Interesting interview in which David Kuo claims that we don’t need libraries. In fact, the only use people have is to use the Internet to but books for a penny. So why not spend the money you currently spend on one library to supply 50,000 people with free internet access.
Right. Read the rest of this entry
Update: as of 20th April, Ofcom agrees with me!
The X Factor cleared over Rihanna and Christina Aguilera dance routines | Media | guardian.co.uk
ITV faces a huge backlash after thousands of viewers protested about lewd performances on the X Factor final.
Critics called on media regulator Ofcom to launch an inquiry into why ‘disgusting’ routines were shown before the watershed.
The performances by U.S. pop stars Christina Aguilera and Rihanna could have broken Ofcom’s broadcasting code which seeks to protect children from sexualised content.
And I must say, they have some rather nice photos to show “bums hanging out”. Interestingly, it has an issue showing this between 7 and 9pm on TV, but not at any time during the day if in print.
The Mail really needs to look at the difference between”sexualised” content and “Sexual” content. Sexual is the kind of thing we see in a Sex scene – watch “Sexarama” if you are confused. Sexualised, however, is refering to sex without showing it – and I think you will find this is what Mumsnet (the “experts” behind this complaint) are complaining about at the moment – High heeled shoes for toddlers, “Porn Queen” T-shirts for 12 year olds etc.
While I support this protest and agree with the “let children be children”, being prudish about a tame set of dancing in a family show that is no more suggestive than any other dance / ice skating / performance in general shows an element of prudishness. This is not something that will help the main argument – the overt sexualisation of children.
A few pointers – beside the misunderstanding of the two terms, it doesn’t matter how many people complained. And Never, ever, let the Daily Mail attempt to discuss Offcom’s role. It will just end in tears.
When someone is called impotent on Indian TV, It leads to a death – if it happens in England in ends in serialisation of their Autobiography in The Sun. However, Indian culture is such that there is an expectation of morals in the media. Within the last decade, we have seen fire-boming of the film “Fire” because of the main story about two women in love. Other films have been censored by the Bollywood system – why deal with a serious issue in a serious way when you can throw in a song and dance routine?
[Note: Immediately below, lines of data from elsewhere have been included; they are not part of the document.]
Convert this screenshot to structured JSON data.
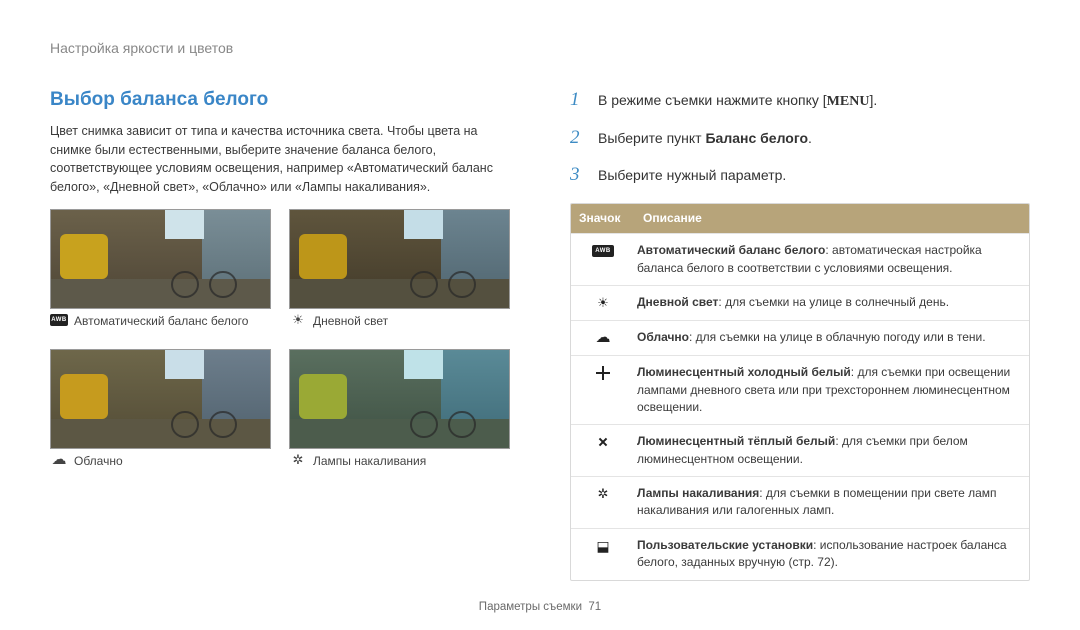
{
  "chapter": "Настройка яркости и цветов",
  "title": "Выбор баланса белого",
  "intro": "Цвет снимка зависит от типа и качества источника света. Чтобы цвета на снимке были естественными, выберите значение баланса белого, соответствующее условиям освещения, например «Автоматический баланс белого», «Дневной свет», «Облачно» или «Лампы накаливания».",
  "thumbs": {
    "awb": "Автоматический баланс белого",
    "day": "Дневной свет",
    "cld": "Облачно",
    "tun": "Лампы накаливания",
    "awb_badge": "AWB"
  },
  "steps": {
    "s1_a": "В режиме съемки нажмите кнопку [",
    "s1_menu": "MENU",
    "s1_b": "].",
    "s2_a": "Выберите пункт ",
    "s2_b": "Баланс белого",
    "s2_c": ".",
    "s3": "Выберите нужный параметр.",
    "n1": "1",
    "n2": "2",
    "n3": "3"
  },
  "table": {
    "h_icon": "Значок",
    "h_desc": "Описание",
    "rows": [
      {
        "bold": "Автоматический баланс белого",
        "rest": ": автоматическая настройка баланса белого в соответствии с условиями освещения."
      },
      {
        "bold": "Дневной свет",
        "rest": ": для съемки на улице в солнечный день."
      },
      {
        "bold": "Облачно",
        "rest": ": для съемки на улице в облачную погоду или в тени."
      },
      {
        "bold": "Люминесцентный холодный белый",
        "rest": ": для съемки при освещении лампами дневного света или при трехстороннем люминесцентном освещении."
      },
      {
        "bold": "Люминесцентный тёплый белый",
        "rest": ": для съемки при белом люминесцентном освещении."
      },
      {
        "bold": "Лампы накаливания",
        "rest": ": для съемки в помещении при свете ламп накаливания или галогенных ламп."
      },
      {
        "bold": "Пользовательские установки",
        "rest": ": использование настроек баланса белого, заданных вручную (стр. 72)."
      }
    ]
  },
  "footer_label": "Параметры съемки",
  "footer_page": "71"
}
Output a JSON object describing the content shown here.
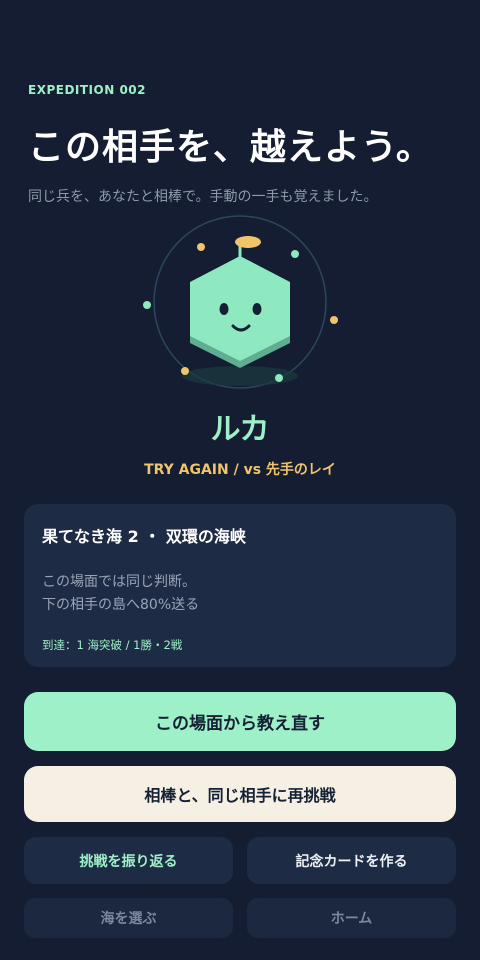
{
  "header": {
    "eyebrow": "EXPEDITION  002",
    "title": "この相手を、越えよう。",
    "subtitle": "同じ兵を、あなたと相棒で。手動の一手も覚えました。"
  },
  "partner": {
    "name": "ルカ",
    "tagline": "TRY AGAIN  /  vs 先手のレイ",
    "colors": {
      "body": "#8ee8c0",
      "shadow": "#5fae92",
      "accent": "#f0c46a"
    }
  },
  "stage_card": {
    "title": "果てなき海 2 ・ 双環の海峡",
    "lines": [
      "この場面では同じ判断。",
      "下の相手の島へ80%送る"
    ],
    "meta": "到達：1 海突破  /  1勝・2戦"
  },
  "actions": {
    "reteach": "この場面から教え直す",
    "rematch": "相棒と、同じ相手に再挑戦",
    "review": "挑戦を振り返る",
    "make_card": "記念カードを作る",
    "choose_sea": "海を選ぶ",
    "home": "ホーム"
  }
}
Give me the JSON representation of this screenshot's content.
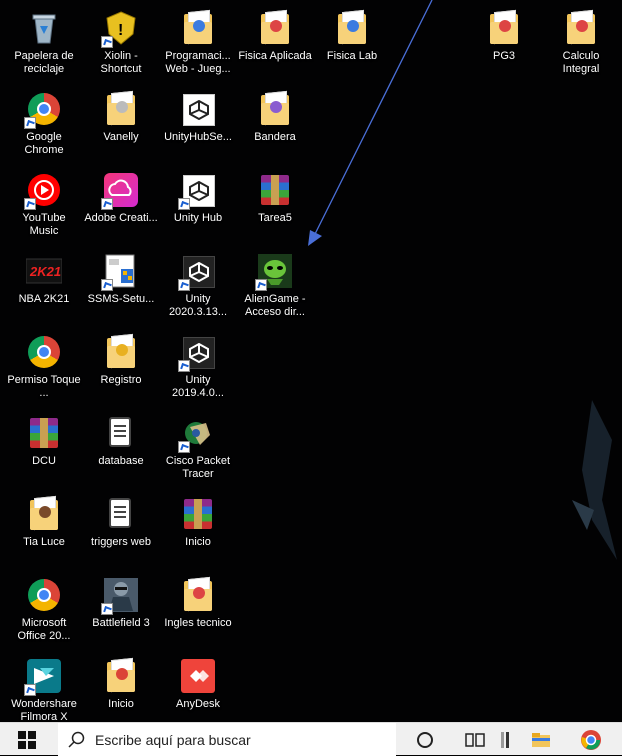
{
  "desktop": {
    "icons": [
      {
        "label": "Papelera de reciclaje"
      },
      {
        "label": "Xiolin - Shortcut"
      },
      {
        "label": "Programaci... Web - Jueg..."
      },
      {
        "label": "Fisica Aplicada"
      },
      {
        "label": "Fisica Lab"
      },
      {
        "label": "PG3"
      },
      {
        "label": "Calculo Integral"
      },
      {
        "label": "Google Chrome"
      },
      {
        "label": "Vanelly"
      },
      {
        "label": "UnityHubSe..."
      },
      {
        "label": "Bandera"
      },
      {
        "label": "YouTube Music"
      },
      {
        "label": "Adobe Creati..."
      },
      {
        "label": "Unity Hub"
      },
      {
        "label": "Tarea5"
      },
      {
        "label": "NBA 2K21"
      },
      {
        "label": "SSMS-Setu..."
      },
      {
        "label": "Unity 2020.3.13..."
      },
      {
        "label": "AlienGame - Acceso dir..."
      },
      {
        "label": "Permiso Toque ..."
      },
      {
        "label": "Registro"
      },
      {
        "label": "Unity 2019.4.0..."
      },
      {
        "label": "DCU"
      },
      {
        "label": "database"
      },
      {
        "label": "Cisco Packet Tracer"
      },
      {
        "label": "Tia Luce"
      },
      {
        "label": "triggers web"
      },
      {
        "label": "Inicio"
      },
      {
        "label": "Microsoft Office 20..."
      },
      {
        "label": "Battlefield 3"
      },
      {
        "label": "Ingles tecnico"
      },
      {
        "label": "Wondershare Filmora X"
      },
      {
        "label": "Inicio"
      },
      {
        "label": "AnyDesk"
      }
    ],
    "nba_logo_text": "2K21"
  },
  "taskbar": {
    "search_placeholder": "Escribe aquí para buscar"
  },
  "colors": {
    "annotation_arrow": "#4a6fd8",
    "taskbar_bg": "#f0f0f0"
  }
}
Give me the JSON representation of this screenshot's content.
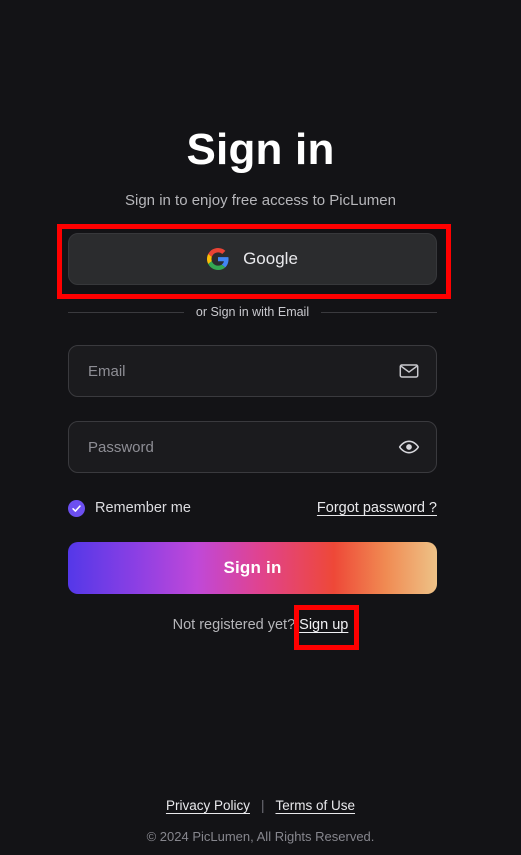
{
  "page": {
    "background_color": "#131316",
    "title": "Sign in",
    "subtitle": "Sign in to enjoy free access to PicLumen"
  },
  "oauth": {
    "google_label": "Google",
    "icon": "google-logo-icon"
  },
  "divider": {
    "text": "or Sign in with Email"
  },
  "form": {
    "email": {
      "placeholder": "Email",
      "value": "",
      "icon": "envelope-icon"
    },
    "password": {
      "placeholder": "Password",
      "value": "",
      "icon": "eye-icon"
    },
    "remember_me": {
      "label": "Remember me",
      "checked": true,
      "accent_color": "#6c4ff0"
    },
    "forgot_password_label": "Forgot password ?",
    "submit_label": "Sign in",
    "submit_gradient": [
      "#5438e8",
      "#c048d8",
      "#ee4838",
      "#eec287"
    ]
  },
  "register": {
    "prompt": "Not registered yet?",
    "link_label": "Sign up"
  },
  "footer": {
    "privacy_label": "Privacy Policy",
    "separator": "|",
    "terms_label": "Terms of Use",
    "copyright": "© 2024 PicLumen, All Rights Reserved."
  },
  "annotations": {
    "highlight_color": "#ff0000",
    "boxes": [
      "google-button",
      "signup-link"
    ]
  }
}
Read the rest of this entry
Amazon announce the setting up of their own Film making enterprise, a completely pluralistic exercise that has been tried before with little success. The idea is to let the public decide what films they want to see, and therefore what should be made. But this is just a mini version of the Hollywood system (What’s selling today? Quick! Make more of them!) It doesn’t work on a small scale, in exactly the same way it doesn’t always work on a large scale. Read the rest of this entry
I am sure the conservative leaders see it in terms of saving money, but the rest of us see 100% cut to the arts as losing culture, jobs, education, self esteem… Read the rest of this entry
…”the web is considered “public domain” and you should be happy we just didn’t “lift” your whole article and put someone else’s name on it!”
This is a view we have to fight as teachers, and it is fascinating that it also exists in an apparently experienced publisher. I am used to it in 16 year olds, but the storm that has kicked off since ‘Cooks Source’ copied an article wholesale has proved that not everyone is falling into this trap.
Obviously, the extreme other end is Rupert Murdoch who doesn’t want anyone seeing his copyright material (see various rants against aggregators, like Google – who then link to the original article on the original site). Lessig would argue that his centre of the road approach of Creative Commons is a way to let people ‘try before you buy’ – and it’s very existence is to hold a line directly between the ignorance of free and the obfuscation of paywall.
While I don’t condone the cyber bullying that has occurred, it is bloody funny.
There have been studies before to show that Watching News Reports can raise stress in viewers, but this is the first to measure the actual violence reported and compare it to the level of violence in the country. Read the rest of this entry
The best films ever, by genre | Film | guardian.co.uk
The greatest films of all time: download the data, as a spreadsheet | News | guardian.co.uk
The romance 25 | Film | guardian.co.uk
The crime 25 | Film | guardian.co.uk
The comedy 25 | Film | guardian.co.uk
Links to Genres will be added over the next week.